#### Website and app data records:
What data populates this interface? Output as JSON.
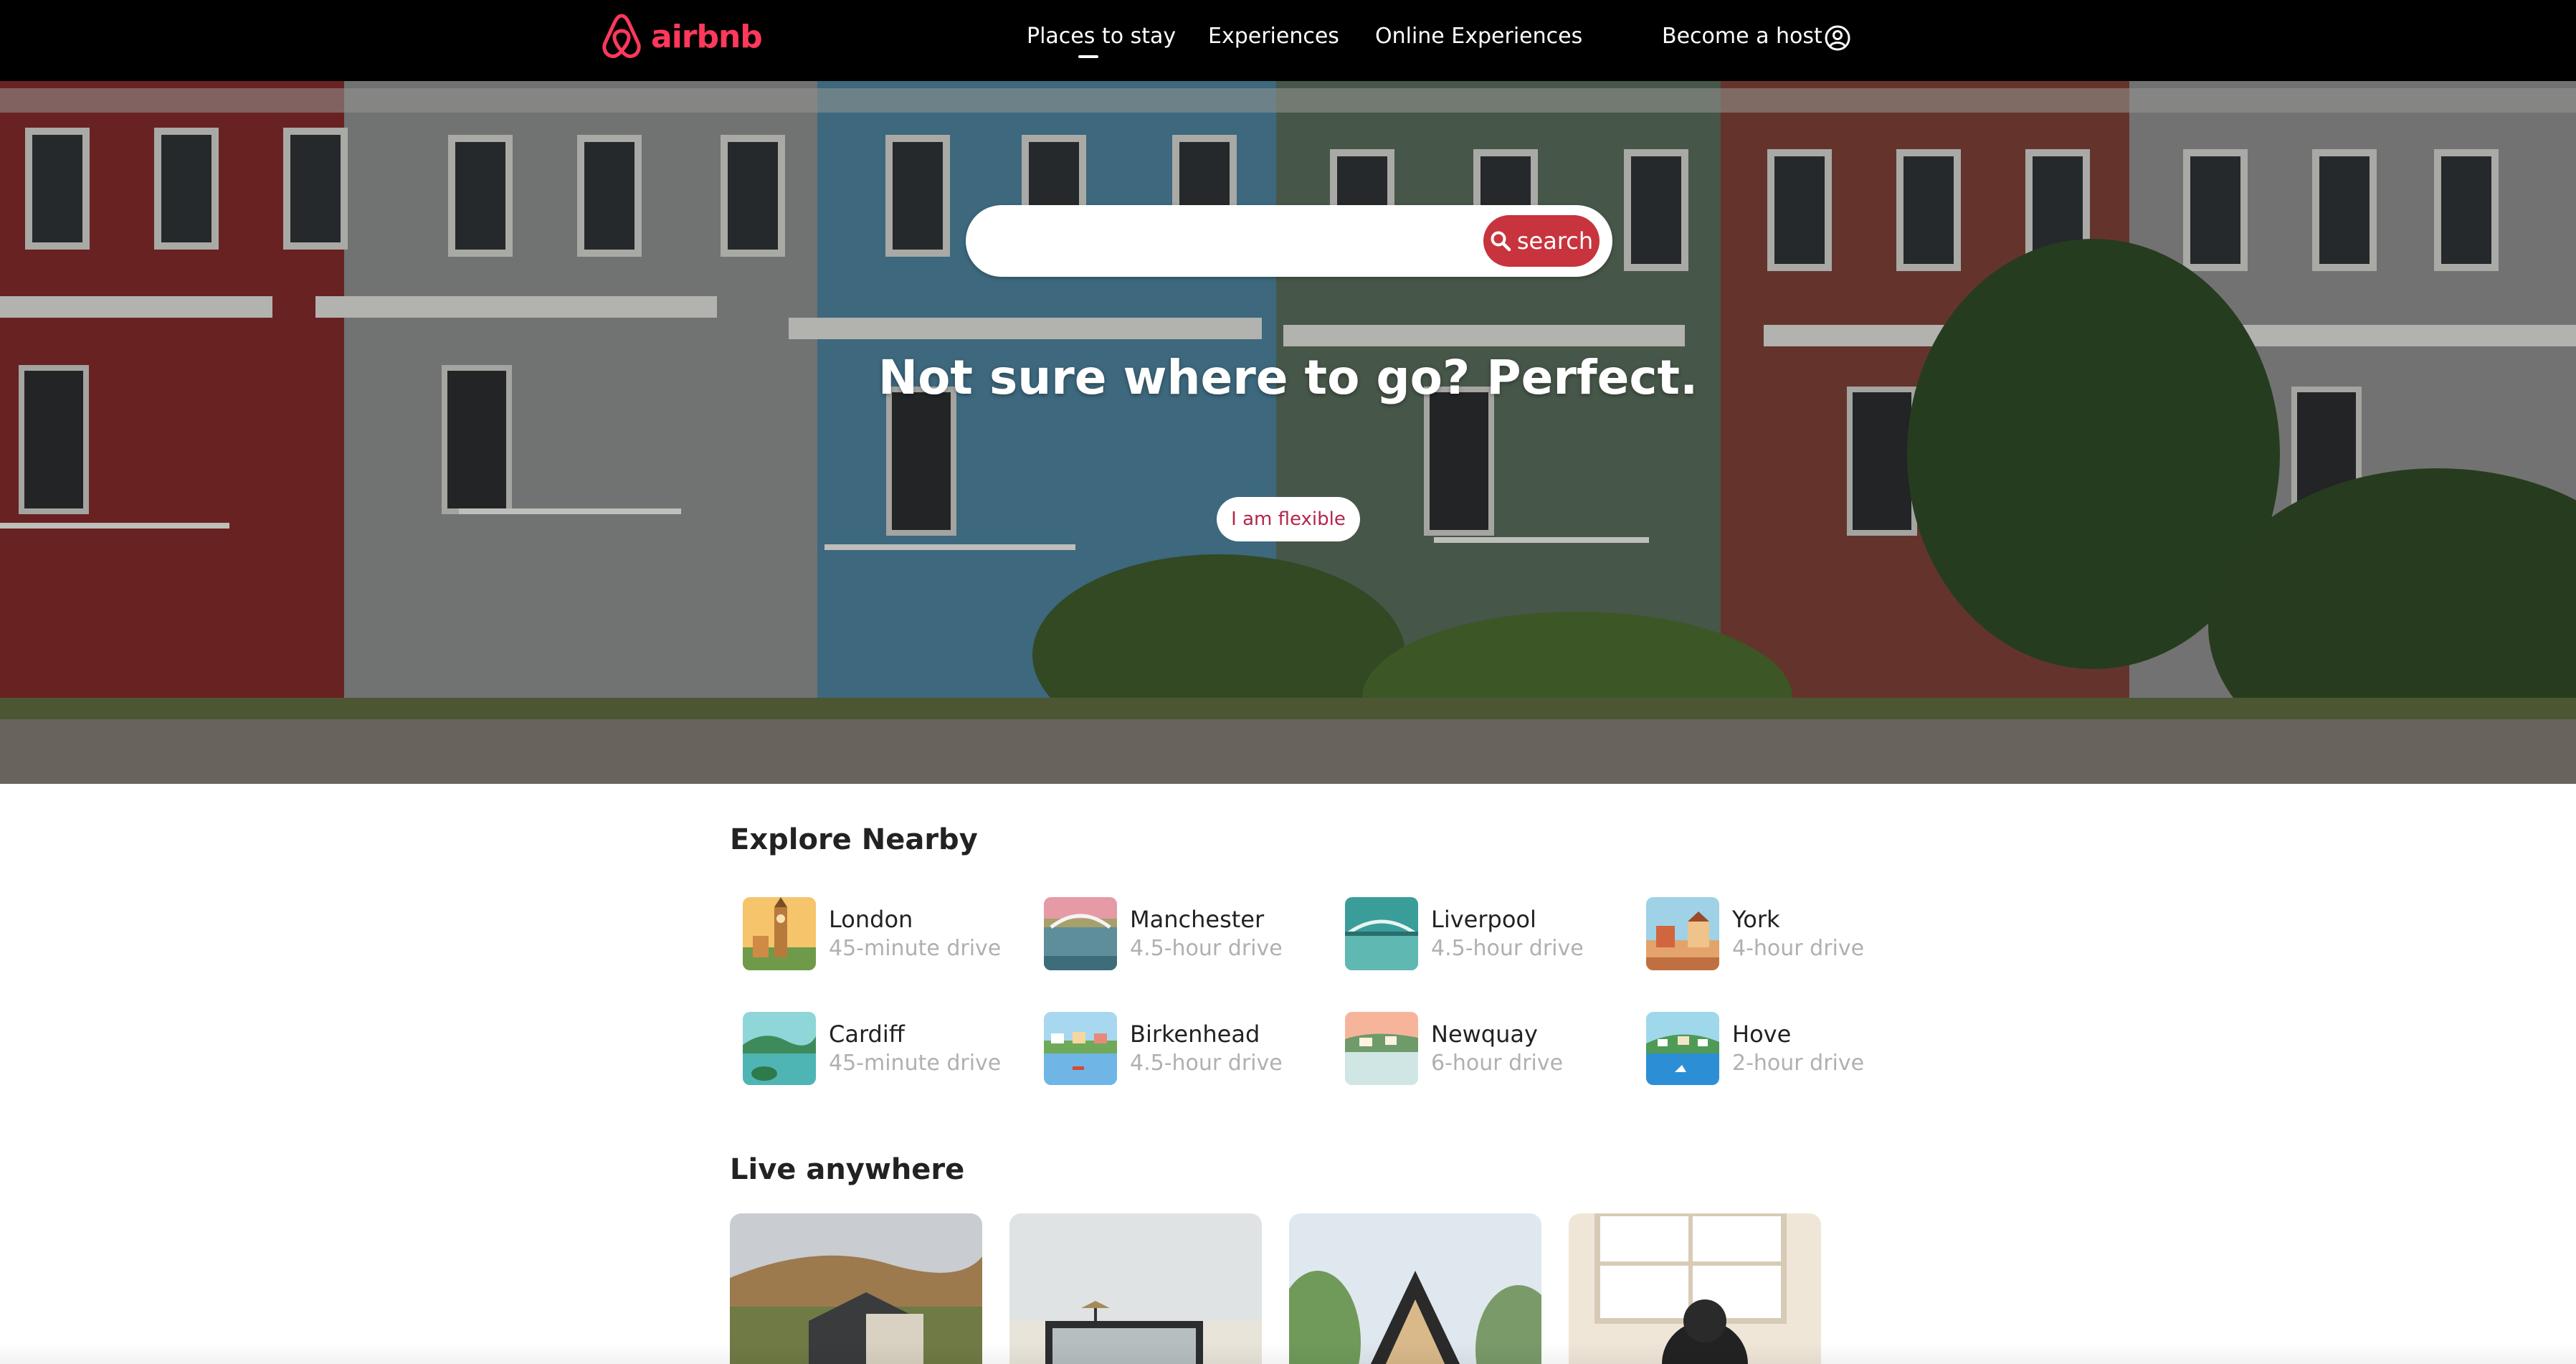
{
  "brand": {
    "name": "airbnb",
    "accent_color": "#ff385c",
    "search_color": "#c8343d"
  },
  "nav": {
    "links": [
      "Places to stay",
      "Experiences",
      "Online Experiences"
    ],
    "active": "Places to stay",
    "host_label": "Become a host",
    "user_icon": "user-circle-icon"
  },
  "hero": {
    "search": {
      "placeholder": "",
      "value": "",
      "button_label": "search",
      "button_icon": "magnifier-icon"
    },
    "title": "Not sure where to go? Perfect.",
    "flexible_label": "I am flexible"
  },
  "explore": {
    "title": "Explore Nearby",
    "places": [
      {
        "name": "London",
        "time": "45-minute drive"
      },
      {
        "name": "Manchester",
        "time": "4.5-hour drive"
      },
      {
        "name": "Liverpool",
        "time": "4.5-hour drive"
      },
      {
        "name": "York",
        "time": "4-hour drive"
      },
      {
        "name": "Cardiff",
        "time": "45-minute drive"
      },
      {
        "name": "Birkenhead",
        "time": "4.5-hour drive"
      },
      {
        "name": "Newquay",
        "time": "6-hour drive"
      },
      {
        "name": "Hove",
        "time": "2-hour drive"
      }
    ]
  },
  "live": {
    "title": "Live anywhere",
    "cards": [
      "hillside-cabin-image",
      "modern-beach-house-image",
      "a-frame-cabin-image",
      "dog-in-home-image"
    ]
  }
}
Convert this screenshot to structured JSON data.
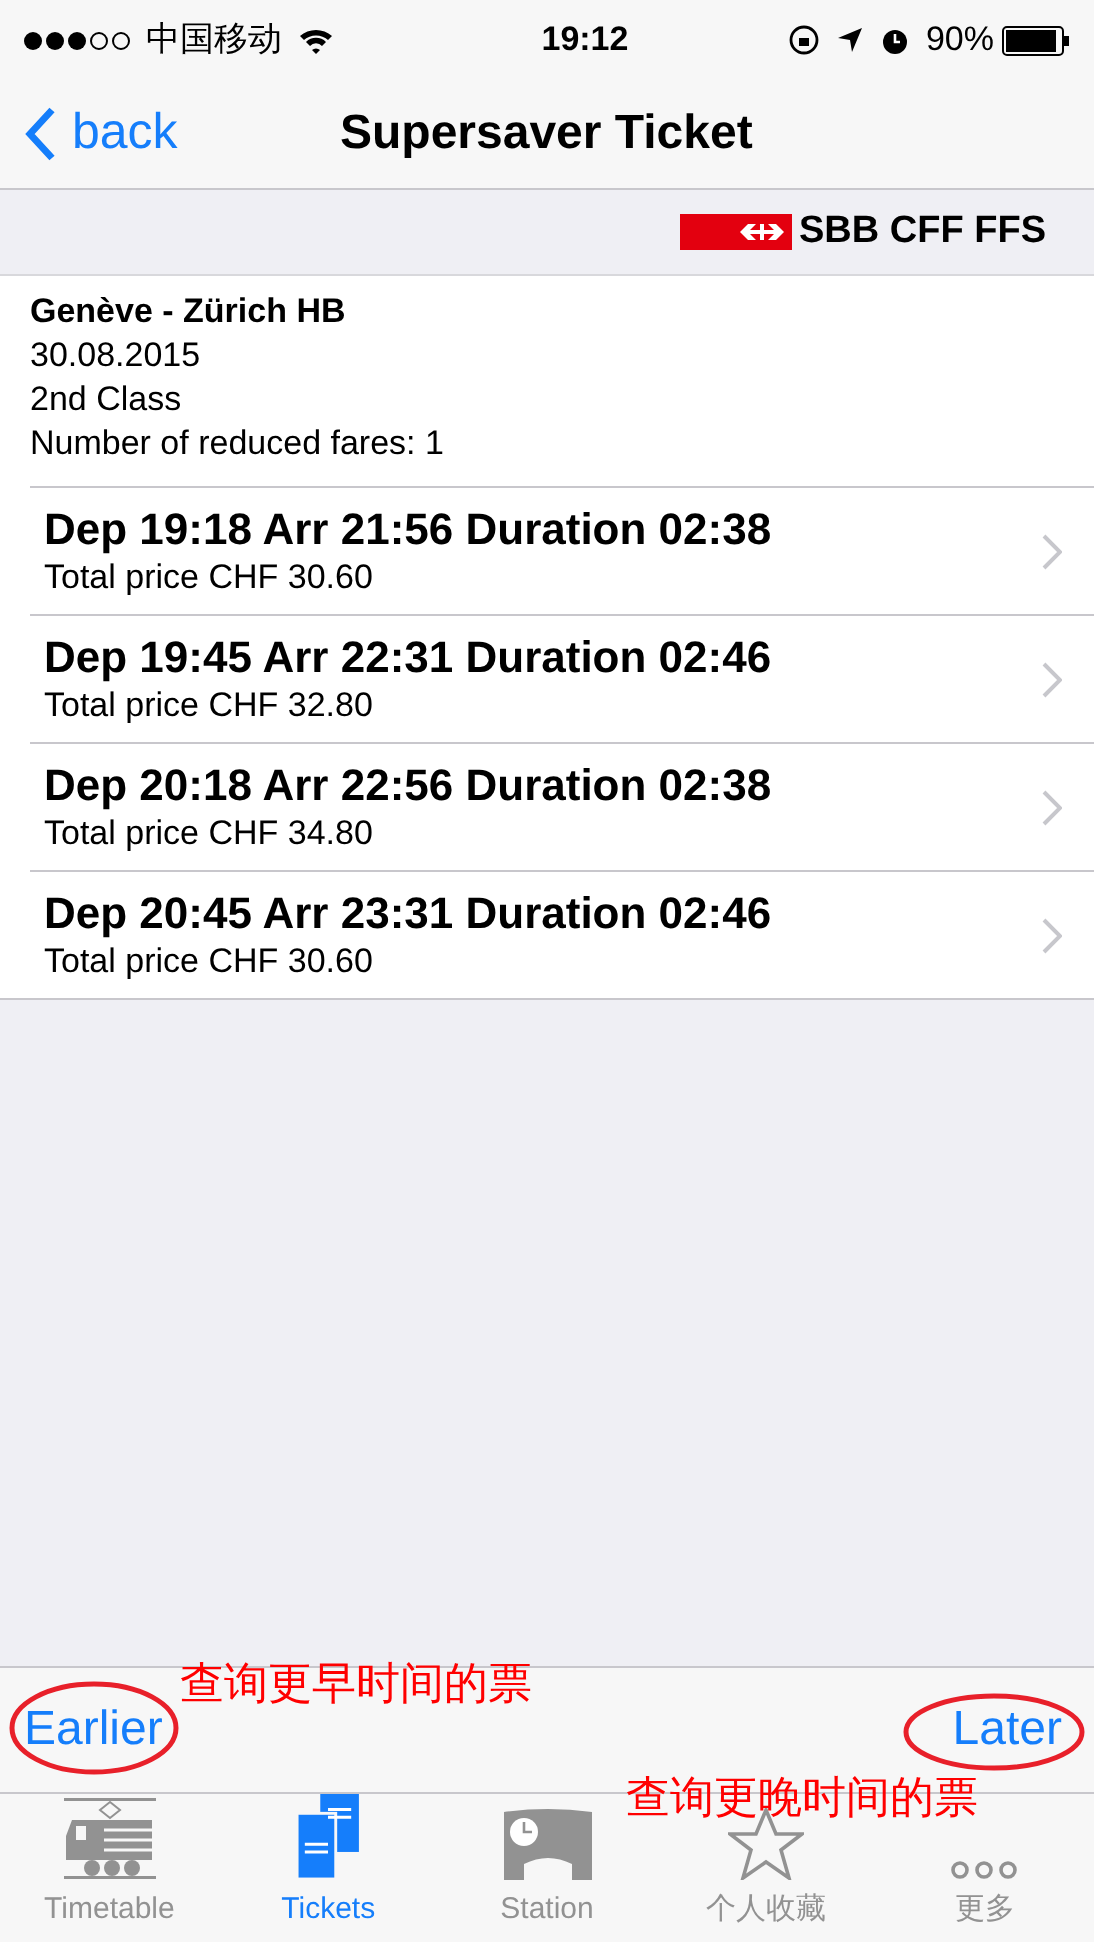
{
  "status_bar": {
    "carrier": "中国移动",
    "time": "19:12",
    "battery": "90%"
  },
  "nav": {
    "back": "back",
    "title": "Supersaver Ticket"
  },
  "logo": {
    "text": "SBB CFF FFS"
  },
  "summary": [
    "Genève - Zürich HB",
    "30.08.2015",
    "2nd Class",
    "Number of reduced fares: 1"
  ],
  "connections": [
    {
      "title": "Dep 19:18 Arr 21:56 Duration 02:38",
      "price": "Total price CHF 30.60"
    },
    {
      "title": "Dep 19:45 Arr 22:31 Duration 02:46",
      "price": "Total price CHF 32.80"
    },
    {
      "title": "Dep 20:18 Arr 22:56 Duration 02:38",
      "price": "Total price CHF 34.80"
    },
    {
      "title": "Dep 20:45 Arr 23:31 Duration 02:46",
      "price": "Total price CHF 30.60"
    }
  ],
  "toolbar": {
    "earlier": "Earlier",
    "later": "Later"
  },
  "annotations": [
    "查询更早时间的票",
    "查询更晚时间的票"
  ],
  "tabs": [
    {
      "kind": "train",
      "label": "Timetable",
      "selected": false
    },
    {
      "kind": "tickets",
      "label": "Tickets",
      "selected": true
    },
    {
      "kind": "station",
      "label": "Station",
      "selected": false
    },
    {
      "kind": "star",
      "label": "个人收藏",
      "selected": false
    },
    {
      "kind": "more",
      "label": "更多",
      "selected": false
    }
  ]
}
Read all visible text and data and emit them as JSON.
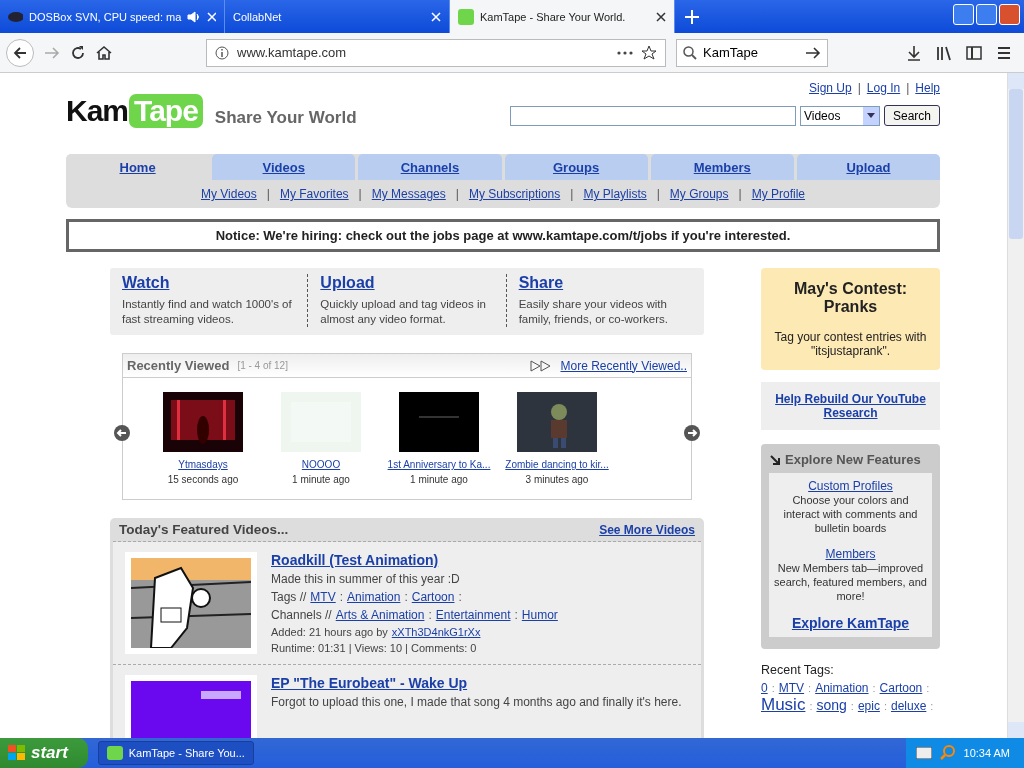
{
  "browser": {
    "tabs": [
      {
        "title": "DOSBox SVN, CPU speed: ma",
        "selected": false,
        "audio": true
      },
      {
        "title": "CollabNet",
        "selected": false,
        "audio": false
      },
      {
        "title": "KamTape - Share Your World.",
        "selected": true,
        "audio": false
      }
    ],
    "url": "www.kamtape.com",
    "search": "KamTape"
  },
  "header": {
    "logo_left": "Kam",
    "logo_right": "Tape",
    "tagline": "Share Your World",
    "account_links": [
      "Sign Up",
      "Log In",
      "Help"
    ],
    "link_separator": "|",
    "search_scope": "Videos",
    "search_button": "Search"
  },
  "nav": {
    "tabs": [
      {
        "label": "Home",
        "selected": true
      },
      {
        "label": "Videos",
        "selected": false
      },
      {
        "label": "Channels",
        "selected": false
      },
      {
        "label": "Groups",
        "selected": false
      },
      {
        "label": "Members",
        "selected": false
      },
      {
        "label": "Upload",
        "selected": false
      }
    ],
    "sub_links": [
      "My Videos",
      "My Favorites",
      "My Messages",
      "My Subscriptions",
      "My Playlists",
      "My Groups",
      "My Profile"
    ],
    "link_separator": "|"
  },
  "notice": "Notice: We're hiring: check out the jobs page at www.kamtape.com/t/jobs if you're interested.",
  "intro": [
    {
      "title": "Watch",
      "text": "Instantly find and watch 1000's of fast streaming videos."
    },
    {
      "title": "Upload",
      "text": "Quickly upload and tag videos in almost any video format."
    },
    {
      "title": "Share",
      "text": "Easily share your videos with family, friends, or co-workers."
    }
  ],
  "recently_viewed": {
    "title": "Recently Viewed",
    "range": "[1 - 4 of 12]",
    "more": "More Recently Viewed..",
    "videos": [
      {
        "title": "Ytmasdays",
        "time": "15 seconds ago",
        "kind": "red"
      },
      {
        "title": "NOOOO",
        "time": "1 minute ago",
        "kind": "blank"
      },
      {
        "title": "1st Anniversary to Ka...",
        "time": "1 minute ago",
        "kind": "dark"
      },
      {
        "title": "Zombie dancing to kir...",
        "time": "3 minutes ago",
        "kind": "figure"
      }
    ]
  },
  "featured": {
    "title": "Today's Featured Videos...",
    "more": "See More Videos",
    "separator": ":",
    "videos": [
      {
        "title": "Roadkill (Test Animation)",
        "description": "Made this in summer of this year :D",
        "kind": "cartoon",
        "tags_label": "Tags //",
        "tags": [
          "MTV",
          "Animation",
          "Cartoon"
        ],
        "channels_label": "Channels //",
        "channels": [
          "Arts & Animation",
          "Entertainment",
          "Humor"
        ],
        "added": "Added: 21 hours ago by",
        "user": "xXTh3D4nkG1rXx",
        "stats": "Runtime: 01:31 | Views: 10 | Comments: 0"
      },
      {
        "title": "EP \"The Eurobeat\" - Wake Up",
        "description": "Forgot to upload this one, I made that song 4 months ago and finally it's here.",
        "kind": "purple"
      }
    ]
  },
  "sidebar": {
    "contest": {
      "title": "May's Contest: Pranks",
      "text": "Tag your contest entries with \"itsjustaprank\"."
    },
    "help_link": "Help Rebuild Our YouTube Research",
    "explore": {
      "title": "Explore New Features",
      "items": [
        {
          "title": "Custom Profiles",
          "text": "Choose your colors and interact with comments and bulletin boards"
        },
        {
          "title": "Members",
          "text": "New Members tab—improved search, featured members, and more!"
        }
      ],
      "link": "Explore KamTape"
    },
    "recent_tags": {
      "title": "Recent Tags:",
      "separator": ":",
      "tags": [
        {
          "label": "0",
          "kind": "small"
        },
        {
          "label": "MTV",
          "kind": "small"
        },
        {
          "label": "Animation",
          "kind": "small"
        },
        {
          "label": "Cartoon",
          "kind": "small"
        },
        {
          "label": "Music",
          "kind": "large"
        },
        {
          "label": "song",
          "kind": "medium"
        },
        {
          "label": "epic",
          "kind": "small"
        },
        {
          "label": "deluxe",
          "kind": "small"
        }
      ]
    }
  },
  "taskbar": {
    "start": "start",
    "task": "KamTape - Share You...",
    "clock": "10:34 AM"
  }
}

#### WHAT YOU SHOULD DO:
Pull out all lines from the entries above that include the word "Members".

#### SOLUTION TO THE PROBLEM:
        "label": "Members",
          "title": "Members",
          "text": "New Members tab—improved search, featured members, and more!"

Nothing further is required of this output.